History of Instrument:
Its humble beginnings were on the journeyman's route, around tradeshows and concert hall exhibitions, with Adolphe Sax displaying the new tools with which the budding musician at the forefront of musical composition could ply their trade. The first recorded usage of a Contrabass Sax in an orchestral setting was by Jules Massenet in 1879. Massenet placed the Contrabass into the opera 'La vierge' and later, in 1881, it was also utilized in 'Herodiade'.
The notable maker of these instruments, the Steinway of Contrabass Saxophone Constructors, was the Evette Schaeffer Company. The main purpose of their building the Contrabass Saxophone was for the grandiose display of pride filled ceremonialism that is the US Military Brass Band. There were at least a dozen of these instruments made for this purpose around the turn of the century. Though popular with sax ensembles for the novelty factor of its size and appearance, it was understandably expensive, difficult to transport and an immense undertaking to obtain. The occurrence of the Great Depression led to the decline in popularity of the Saxophone, and the Contrabass became relegated to the ranks of expensive historical curios.
Challenge to play:
Similar in sound to the other members of the Saxophone family, pitched significantly lower, and operating on the same principles as the majority of woodwind instruments, a Contrabass is relatively difficult to play, even if one is an experienced player of this style. This is result of the size of the contraption responsible for adjusting the pitch of the instruments notes.
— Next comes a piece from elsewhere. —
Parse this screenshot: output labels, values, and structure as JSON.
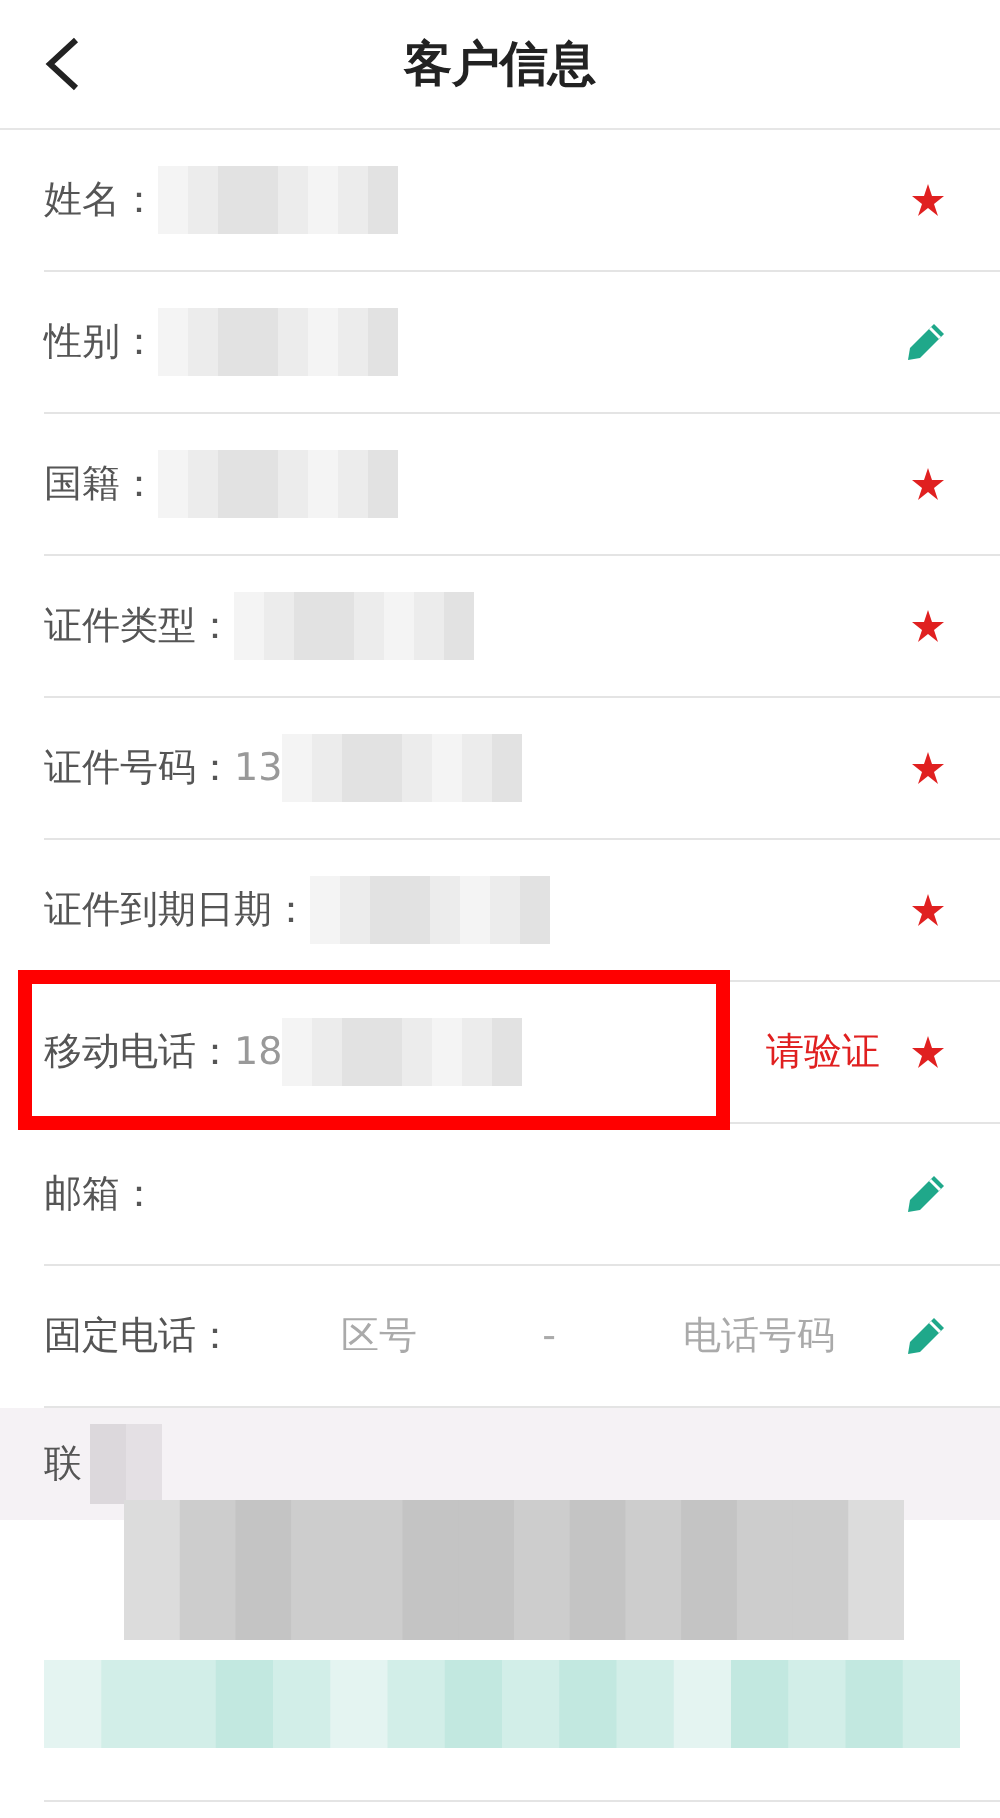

The volume of air needed to make the lower notes audible is ridiculous, and a powerful cardiovascular system is a must if one is to play successfully.
Play with another Instrument:
The deepness of the lower notes and the extremely low pitch that they occur at, can result in melodies that are difficult to decipher when it is used in solo performance. The sensible thing to do is to use the low notes to provide fullness to higher notes played on another instrument, which will synergize and reinforce the melody.
Transporting the Instrument:
It’s important to use tender loving care when transporting a Contrabass, due to the extreme size of a Contrabass considerable care needs to be taken when transporting, however, due to its rarity this is seldom a consideration, usually the person responsible for its transport usually understands what is required of them in order to facilitate the safe transport of the heavy instrument. The Contrabass Sax is a jewel in Adolphe Sax's crown of inventiveness, and should the chance occur, have a listen.